Spotify’s executives must be toasting the success of their initial public offering on the stock market - the biggest technology floatation in years. Physical music sales first began to seriously dwindle at the beginning of the 21st century thanks to illegal downloads and “millennials” (what a loathsome term), as a result, were educated to view music as something inherently available free of charge, for which payment should be optional. Spotify is credited with reinvigorating the music industry in the digital age and is widely viewed, along with Apple Music, as responsible for driving its fastest growth in 20 years in 2017. Nonetheless, James Blunt summed up the sort of company Spotify is when it comes to remuneration of the artists whose work they sell for such huge profit in a single Tweet: “I get paid £00.0004499368 per stream. Beers are on me! Cheers Spotify.”
To achieve a million streams would, to most people, seem like a big deal and one that would presumably lead to a decent pay out from a platform like Spotify. Going by Mr Blunt’s figures, however, a million streams earns an artist little more than £4,000. The cost of instruments, studio time, engineers, mixing, mastering, rehearsals and touring can be hefty and, if this is the sort of paltry sum a seemingly successful song now generates for an artist, is it any wonder there was not a single rock song in the top 40 selling singles of 2017 in the UK? How could any young artist or band be expected to have the money to record in studios or to tour with expensive equipment? Why wouldn’t a young person today make a record in their bedroom on their laptop or tour as a DJ with little more than a pair of headphones and a USB stick?
These days record labels would never sign an act that does not have their talent backed up by streaming data and would be quick to dispense with anyone deemed to be underperforming by Spotify’s algorithms. So today, Elton John, whose first album, Empty Sky, was not a commercial success would be dropped immediately by his label before getting the chance to write “Your Song” on his second album. Mid career commercial lulls such as those experienced by the Bee Gees with the likes of the Life In A Tin Can and Mr Natural albums or the Eagles with their Desperado album would certainly not be tolerated. In the era of Spotify, it is, therefore quite likely “Night Fever” and “Hotel California” would never have been written.
Of course Spotify can’t entirely shoulder the blame for today’s record labels’ exorbitant ruthlessness and lack of interest in nurturing young rock talent. This culture was, of course, started by Simon Cowell. X Factor recently completed its 14th season and has given him a net worth of more than £300million but, beyond a very small handful of acts, such as One Direction, its winners have sunk into obscurity. The show’s first winner, Steve Brookstein, for example, is hardly a household name, something which might be explained by Cowell’s decision to drop him from the Syco record label after just eight months. Cowell is more than happy to cash in on acts and personalities who make his concept entertaining in the television format but, as one of the music industry’s biggest commercial success stories in the 21st century, he has not really been responsible for the production for any bona fide classic songs. Say what you want about Berry Gordy but at least Motown gave us amazing songs that will continue to stand the test of time.

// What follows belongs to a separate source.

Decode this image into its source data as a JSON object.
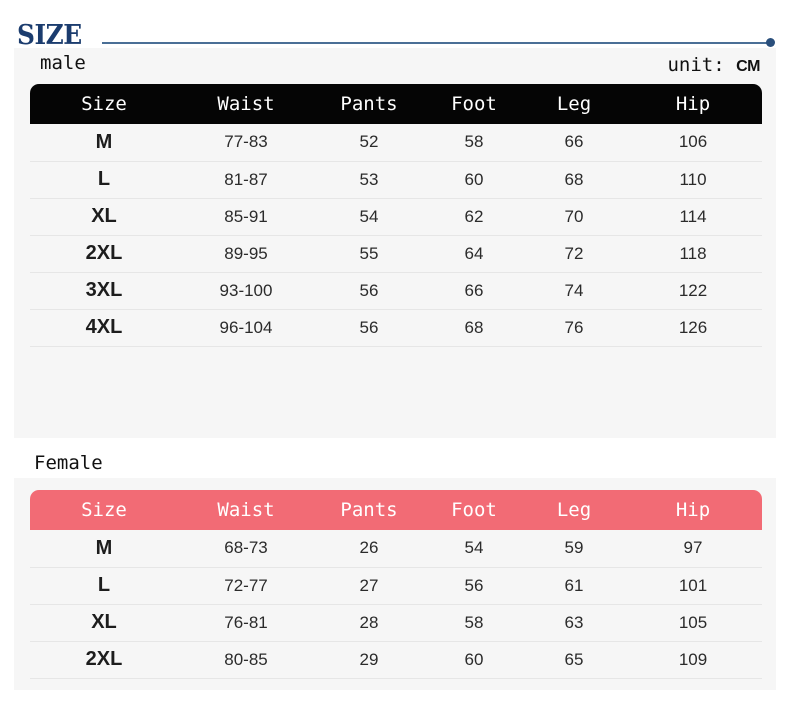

40 per cent of London’s live music venues have closed over the past seven years, most of the small or independent ones that are left cannot afford to pay acts that play them and it is little wonder. Being a rock band is no longer considered cool because making rock music is too expensive for anyone young. No record label is willing to give aspiring bands the resources to tour and make albums until they’ve seen their music has been streamed on Spotify millions of times, picked up by the platform’s algorithms and playlisted as a result. Computers do the majority of the leg work on Spotify when it comes to finding the next biggest thing and gone are the days when A&R would show up at a pub gig and sign a band as a result of an amazing set. Alan McGee wouldn’t be in a position to sign Oasis after their gig at King Tut’s Wah Wah Hut in Glasgow and fund the recording of Definitely Maybe in 2018.
Many harbour the view that rock music was “better in the old days” but this is a misconception. In an era when no-one buys or listens to albums in full, why would a genre best served in LP format be thriving? Would Sgt Pepper or Dark Side of The Moon have been hits if they “dropped” now on Spotify? If these albums had just been released for the first time in 2018 and you only listened to “Being For The Benefit of Mr Kite” or “The Great Gig In The Sky” out of context at a house party where everyone was wrestling over the iPad trying to get their song on, would they ever have had the chance to show their greatness? The 60s and 70s are rightly glorified when it comes to rock music but it is not a lack of current talent that has caused the demise of the genre or today’s pervasive lack of attention span to listen to a whole album. It’s songwriting camps, Jedward and playlisting. The only way for artists to fight back against Spotify and Cowell’s creatively stifling control of today’s music industry is to follow the lead of the likes of Chance the Rapper.
Give two fingers to the executives and make the music that you want to make.
Tom Cridland is the co-songwriter, singer and drummer for The Tomicks.